Fatty wagyu brisket, ribs, pork sausages and sides will have a permanent home in town this summer.
Where to Find Jai in Chinatown for Chinese New Year
If you’re looking for the traditional dish of jai to celebrate the Year of the Ox, here are four places we tried in Downtown Honolulu.
This post was originally published in January 2020 and updated on Feb. 8, 2021.
With Chinese New Year right around the corner on Feb. 12, there are certain Chinese cultural traditions we can look forward to. Lion dances and firecrackers to ward off evil spirits. And, of course, eating dried, candied fruit; sticky, mochi-like gau or nian gao; tangerines and whole fish for good luck.
There’s another seasonal dish that Chinese restaurants usually only offer for a few weeks this time each year. Some call it “monk’s food,” others call it “Buddha’s delight” and everybody seems to spell it differently—“luo han zhai,” “loh han chai,” “lo han jai” and other variations. It’s an acquired taste for many and those who love it are typically loyal to their favorites. But if you want to try this traditionally vegetarian dish (although some versions include oysters), be sure to snag an order before it vanishes. To help, here’s a round-up of a few restaurants in Chinatown preparing jai especially well.
Proper jai is usually made with an assortment of ingredients—sometimes more than 20—each which represents an element of good fortune for the new year. Mei Sum goes the distance with more than a dozen: snap peas, water chestnuts, ginkgo nuts, baby corn, bamboo, won bok, wood ear fungus, button and shiitake mushrooms, bean curd sticks (foo jook), slices of radish or turnip and assorted items with thin long rice noodles in a slightly sweeter-than-usual jai gravy. Don’t let the petite serving bowl fool you: there’s enough jai in a single order at Mei Sum for three or more people.
$12.95, 1170 Nu‘uanu Ave. Suite 102, (808) 531-3268
If you prefer your jai more savory, swing by Golden Palace Seafood Restaurant, nestled between the red ornate columns on King Street in Chinatown. It’s serving a hearty, stew-like jai enriched by mashed, slightly sour goji berries in the sauce. Ingredients include two types of fried tofu, carrots, snap peas, wood ear fungus and shiitake mushrooms, water chestnuts, bamboo, and golden needle (dried lily flower) with thick long rice noodles.
$9.95, 111 N. King St., (808) 521-8268
Ginger & Garlic
At the corner of Smith and Pauahi streets, bigger is better inside Ginger & Garlic, which is offering the largest bowl of jai on this list. The ingredients are equally huge, with giant cuts of fried tofu, wood ear fungus and shiitake mushrooms. Plus, sliced button mushrooms, won bok, snap peas, carrots, and long rice noodles.
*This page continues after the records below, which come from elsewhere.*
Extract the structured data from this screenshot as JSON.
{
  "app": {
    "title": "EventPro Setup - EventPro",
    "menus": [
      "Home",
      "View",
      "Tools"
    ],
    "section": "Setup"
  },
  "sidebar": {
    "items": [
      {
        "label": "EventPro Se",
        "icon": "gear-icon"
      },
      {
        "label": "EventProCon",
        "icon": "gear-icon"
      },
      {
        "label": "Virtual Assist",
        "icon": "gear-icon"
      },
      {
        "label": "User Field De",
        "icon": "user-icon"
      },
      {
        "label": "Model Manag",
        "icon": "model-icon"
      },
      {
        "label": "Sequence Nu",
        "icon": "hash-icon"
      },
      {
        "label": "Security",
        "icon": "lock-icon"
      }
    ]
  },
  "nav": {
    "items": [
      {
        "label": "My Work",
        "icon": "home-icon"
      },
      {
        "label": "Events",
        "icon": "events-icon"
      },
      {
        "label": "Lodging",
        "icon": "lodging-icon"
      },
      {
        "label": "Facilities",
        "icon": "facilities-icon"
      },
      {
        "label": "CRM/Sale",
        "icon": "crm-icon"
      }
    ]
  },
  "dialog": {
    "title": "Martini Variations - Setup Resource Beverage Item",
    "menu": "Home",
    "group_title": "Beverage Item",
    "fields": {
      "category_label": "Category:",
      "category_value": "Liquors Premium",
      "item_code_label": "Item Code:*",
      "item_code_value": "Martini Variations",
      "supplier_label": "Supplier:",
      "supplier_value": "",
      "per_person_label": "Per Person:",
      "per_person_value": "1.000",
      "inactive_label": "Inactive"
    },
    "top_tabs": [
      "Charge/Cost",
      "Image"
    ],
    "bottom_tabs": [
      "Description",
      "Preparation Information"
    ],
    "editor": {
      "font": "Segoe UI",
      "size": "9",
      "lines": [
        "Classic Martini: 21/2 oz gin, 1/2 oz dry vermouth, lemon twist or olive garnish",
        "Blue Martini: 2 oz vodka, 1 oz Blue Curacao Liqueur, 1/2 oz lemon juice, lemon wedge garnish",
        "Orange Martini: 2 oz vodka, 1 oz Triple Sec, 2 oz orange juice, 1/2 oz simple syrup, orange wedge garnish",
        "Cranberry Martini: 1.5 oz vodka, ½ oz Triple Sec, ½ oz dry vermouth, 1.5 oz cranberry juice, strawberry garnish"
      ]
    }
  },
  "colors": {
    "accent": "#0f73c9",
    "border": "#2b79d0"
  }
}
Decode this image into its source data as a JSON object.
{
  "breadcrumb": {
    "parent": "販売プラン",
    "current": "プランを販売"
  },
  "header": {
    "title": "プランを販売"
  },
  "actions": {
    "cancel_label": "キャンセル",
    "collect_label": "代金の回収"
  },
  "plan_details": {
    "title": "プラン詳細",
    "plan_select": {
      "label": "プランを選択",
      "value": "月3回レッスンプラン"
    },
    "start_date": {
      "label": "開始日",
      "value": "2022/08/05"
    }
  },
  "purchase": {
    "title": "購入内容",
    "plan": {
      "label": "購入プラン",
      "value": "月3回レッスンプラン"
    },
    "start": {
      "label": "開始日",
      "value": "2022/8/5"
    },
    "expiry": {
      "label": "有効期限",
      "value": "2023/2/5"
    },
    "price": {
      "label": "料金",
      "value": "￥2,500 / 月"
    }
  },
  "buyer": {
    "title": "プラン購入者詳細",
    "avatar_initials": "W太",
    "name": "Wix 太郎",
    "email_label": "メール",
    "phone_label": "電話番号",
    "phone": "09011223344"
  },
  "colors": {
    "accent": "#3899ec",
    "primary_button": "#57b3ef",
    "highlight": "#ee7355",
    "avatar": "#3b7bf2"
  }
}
Bring your appetite, or at least a decent sized takeout container.
$13.95, 1138 Smith St., (808) 537-3883
In my opinion, this is an outstanding jai. All the ingredients are there: baby corn, carrots, snap peas, fried gluten (mien gun), shiitake mushrooms, water chestnuts, won bok, long rice—plus tofu skin, and grape-sized dates. Little Village is the priciest option on this list but the ingredients taste particularly fresh and you get a huge mound of jai for your buck. Not a bad way to start the (Lunar) New Year.
$16.95, 1113 Smith St., (808) 545-3008